PROBLEM REQUIREMENTS: A single number is needed: how many lines of the data below contain "bold".
** Opening INPUT RECORDS block **
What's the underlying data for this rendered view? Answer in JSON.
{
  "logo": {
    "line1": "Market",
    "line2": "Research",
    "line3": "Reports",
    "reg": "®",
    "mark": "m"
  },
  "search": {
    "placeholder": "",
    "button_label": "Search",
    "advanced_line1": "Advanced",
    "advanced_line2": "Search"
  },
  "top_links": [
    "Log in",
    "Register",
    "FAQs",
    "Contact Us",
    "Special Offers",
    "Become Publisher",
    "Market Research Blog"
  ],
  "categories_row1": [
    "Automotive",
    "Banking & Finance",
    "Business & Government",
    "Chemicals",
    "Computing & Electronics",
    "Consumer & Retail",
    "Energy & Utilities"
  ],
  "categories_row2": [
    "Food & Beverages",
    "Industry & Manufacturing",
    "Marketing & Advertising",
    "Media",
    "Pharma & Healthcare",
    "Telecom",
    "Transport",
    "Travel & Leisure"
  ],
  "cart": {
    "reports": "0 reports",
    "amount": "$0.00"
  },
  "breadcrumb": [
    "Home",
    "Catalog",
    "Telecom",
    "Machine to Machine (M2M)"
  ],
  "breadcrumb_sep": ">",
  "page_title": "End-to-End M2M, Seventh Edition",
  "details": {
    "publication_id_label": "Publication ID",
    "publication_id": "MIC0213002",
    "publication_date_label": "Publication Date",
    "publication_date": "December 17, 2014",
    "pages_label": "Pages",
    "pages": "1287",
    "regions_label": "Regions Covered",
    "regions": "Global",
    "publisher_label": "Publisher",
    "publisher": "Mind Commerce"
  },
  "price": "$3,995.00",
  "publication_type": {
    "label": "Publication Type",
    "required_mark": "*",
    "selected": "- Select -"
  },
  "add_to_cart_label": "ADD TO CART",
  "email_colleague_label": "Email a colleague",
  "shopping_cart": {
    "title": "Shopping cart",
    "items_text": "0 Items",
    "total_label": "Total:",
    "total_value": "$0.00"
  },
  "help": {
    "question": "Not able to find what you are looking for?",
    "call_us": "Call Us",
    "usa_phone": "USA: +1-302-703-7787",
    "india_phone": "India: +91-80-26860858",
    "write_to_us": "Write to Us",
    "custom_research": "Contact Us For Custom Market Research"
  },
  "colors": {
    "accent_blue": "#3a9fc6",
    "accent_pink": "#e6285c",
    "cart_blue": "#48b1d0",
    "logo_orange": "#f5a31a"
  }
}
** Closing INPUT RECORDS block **
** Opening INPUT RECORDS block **
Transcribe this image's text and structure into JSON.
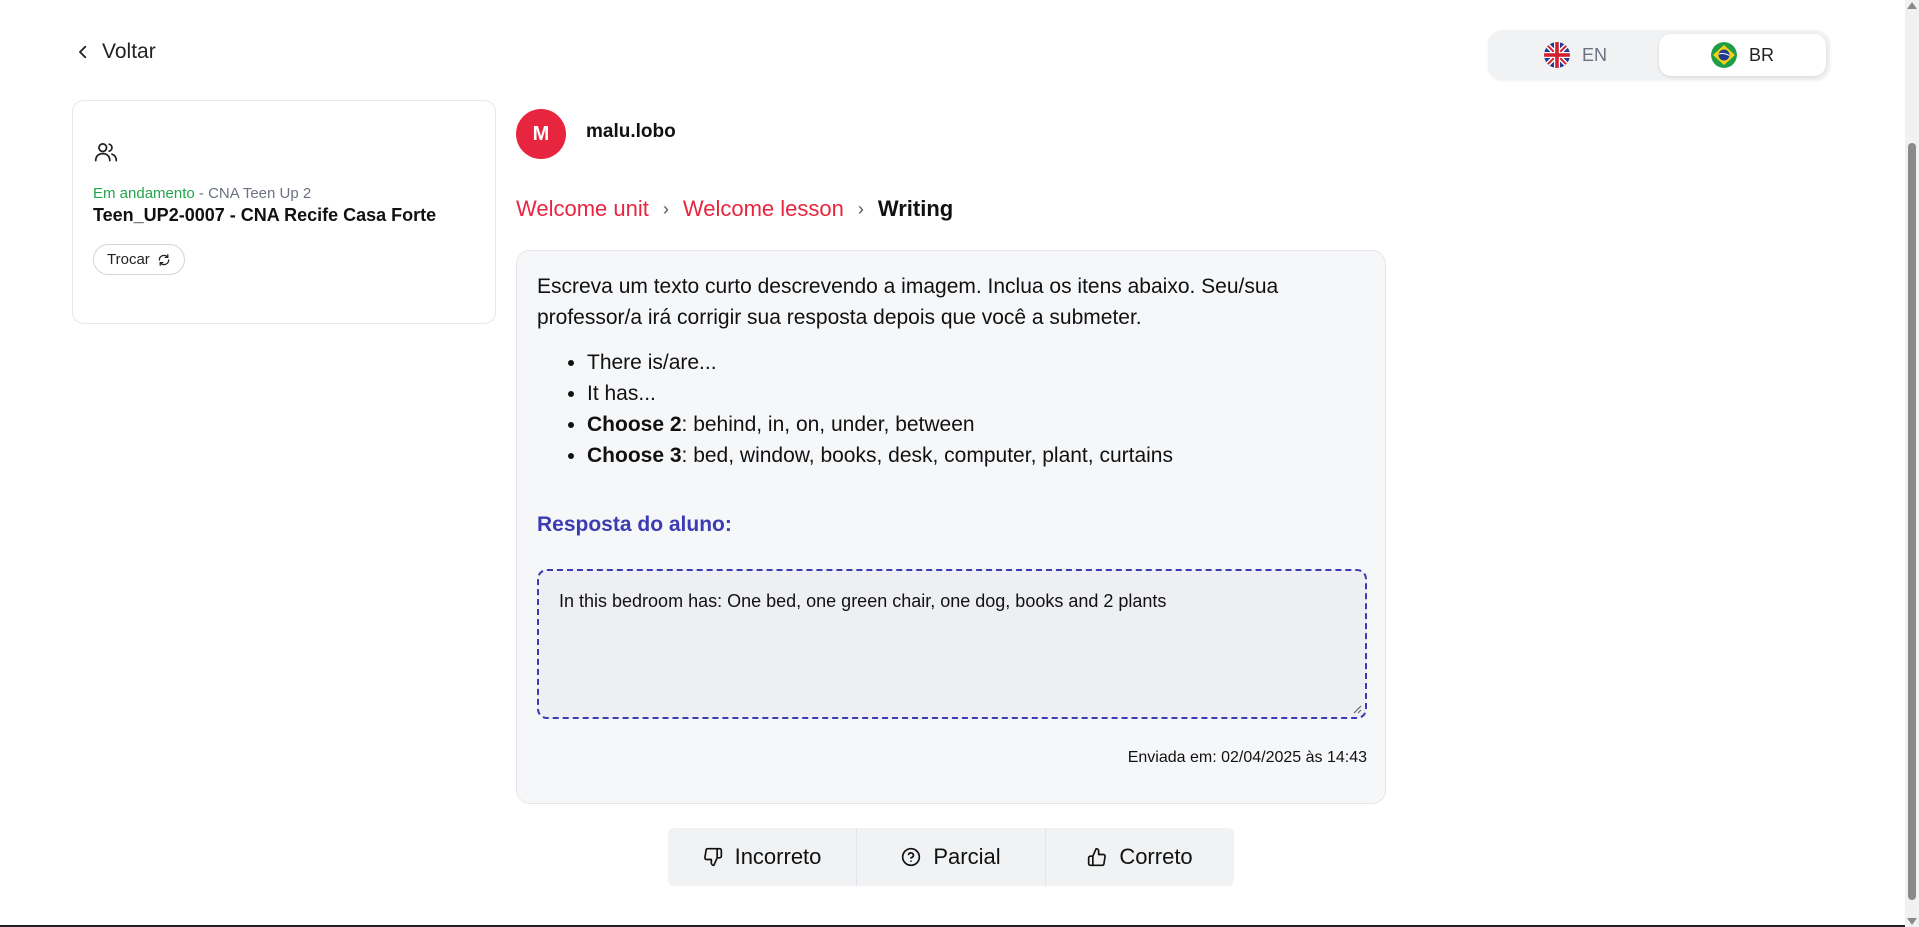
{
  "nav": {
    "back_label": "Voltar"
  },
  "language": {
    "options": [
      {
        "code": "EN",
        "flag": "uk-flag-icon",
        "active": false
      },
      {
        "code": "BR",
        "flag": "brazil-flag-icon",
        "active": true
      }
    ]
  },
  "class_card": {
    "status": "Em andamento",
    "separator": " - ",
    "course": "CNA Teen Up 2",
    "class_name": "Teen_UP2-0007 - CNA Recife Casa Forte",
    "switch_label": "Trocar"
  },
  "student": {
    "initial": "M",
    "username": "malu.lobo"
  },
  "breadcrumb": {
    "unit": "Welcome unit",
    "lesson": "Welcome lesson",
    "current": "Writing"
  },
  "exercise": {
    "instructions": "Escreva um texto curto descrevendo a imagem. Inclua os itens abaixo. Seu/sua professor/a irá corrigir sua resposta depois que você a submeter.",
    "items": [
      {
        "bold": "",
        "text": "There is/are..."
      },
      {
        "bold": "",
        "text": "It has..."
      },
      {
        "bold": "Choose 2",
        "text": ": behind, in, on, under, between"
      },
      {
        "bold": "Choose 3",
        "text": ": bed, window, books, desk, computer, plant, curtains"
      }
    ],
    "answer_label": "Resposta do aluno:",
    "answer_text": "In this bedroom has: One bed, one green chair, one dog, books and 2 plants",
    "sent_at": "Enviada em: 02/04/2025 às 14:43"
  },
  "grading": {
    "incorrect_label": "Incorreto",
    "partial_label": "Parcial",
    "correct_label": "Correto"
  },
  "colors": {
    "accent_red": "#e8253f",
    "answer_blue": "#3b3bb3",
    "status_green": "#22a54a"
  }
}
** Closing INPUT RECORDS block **
RESULT OF THE TASK: 4